    We collaborate with individuals and businesses to design, make and locate carpets for various applications. Please look at some of our recent projects to get a sense of the wide range of services we provide, including everything from a single hearth rug for your own home to a hundred handcrafted carpets for a hotel rollout.

  • What are Afghan Rugs made from?

    These carpets have a variety of weave qualities. Most of them take six to nine months to complete, such as flatwoven carpets and hand-knotted piled carpets made of wool, cotton, and silk. This makes Afghan rugs unique in almost every aspect of design, and they are regarded around the world as truly beautiful rugs.

    Afghan rugs are made from three types of wool: Ghazni Wool, Merino Wool and Belgian Wool. We only focus on these three types of wool since other types are uncommon in Afghan handmade carpets.

    Durability, knot count per square inch, and softness of rugs are partially determined by the wool type used.

    Ghazni Wool: Afghan rugs are often made with Ghazni wool. Despite being from Ghazni, the wool is not limited to this area. This wool has a spinning and dyeing process that sets it apart from the others. Wool is spun by hand after it's sheared and washed. By spinning the wool so hard, artisans try to thin the yarn. Natural dyes are used to dye the yarn after making it from wool. Due to hand-spinning, some parts of the thread absorb dye to a lesser extent and some more. Abrash effects result from this. Ghazni wool rugs are durable, beautiful and have a distinctive abrash effect.

    Merino Wool: Merino wool is also used to make Afghan rugs. Merino wool yarn is machine spun, absorbing the dyes and doesn't have the abrash effect. Merino wool is soft and with a silk-like shine, but it does not have the durability of Ghazni wool.

    Belgian Wool: Afghanistan imports high-quality Belgian wool. The four primary characteristics are softness, silky shine, lightness, and durability. Belgian wool doesn't have an abrash effect because it absorbs dye smoothly. Rugs woven with this method have a high knot count per square inch, adding to their quality. In recent years, Afghan rugs have been woven using this wool. 

  • Where are Afghan Rugs Made?

    Most Afghani rug weavers are nomadic, and as such, these tribes constantly move from place to place. Small portable looms are used to weave their rugs, which are also used to decorate tents in their homes. Consequently, Afghan weavings are usually smaller rugs available as individual, unique pieces.
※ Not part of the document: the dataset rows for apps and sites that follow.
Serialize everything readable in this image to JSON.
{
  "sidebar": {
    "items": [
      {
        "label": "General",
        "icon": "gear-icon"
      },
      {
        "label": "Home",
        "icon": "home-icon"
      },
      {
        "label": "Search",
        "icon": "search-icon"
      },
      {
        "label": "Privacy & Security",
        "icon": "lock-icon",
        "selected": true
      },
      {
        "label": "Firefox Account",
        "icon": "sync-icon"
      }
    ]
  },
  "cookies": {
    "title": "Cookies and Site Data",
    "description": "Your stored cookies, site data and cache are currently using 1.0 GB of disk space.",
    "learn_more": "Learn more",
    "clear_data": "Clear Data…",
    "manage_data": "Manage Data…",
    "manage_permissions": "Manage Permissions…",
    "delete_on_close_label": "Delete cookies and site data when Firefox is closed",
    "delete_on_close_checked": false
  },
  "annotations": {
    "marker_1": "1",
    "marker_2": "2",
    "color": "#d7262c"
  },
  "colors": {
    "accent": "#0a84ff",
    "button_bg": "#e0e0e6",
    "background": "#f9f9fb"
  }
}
    Rugs made in Afghanistan are called Afghan Rugs. As there are many tribal groups in Afghanistan, each with unique carpet design and weaving techniques, a particular pattern cannot be classified as Afghan.

    Afghan Rug Facts:

    Original name: فرش افغانستان، قالی افغانستان

    Common designs: Geometric, Floral

    Common colours: Red, Dark Red, Blue, Octagonal Patterns

    Typical Knot Density: 150.000 - 250.000 knots/sqm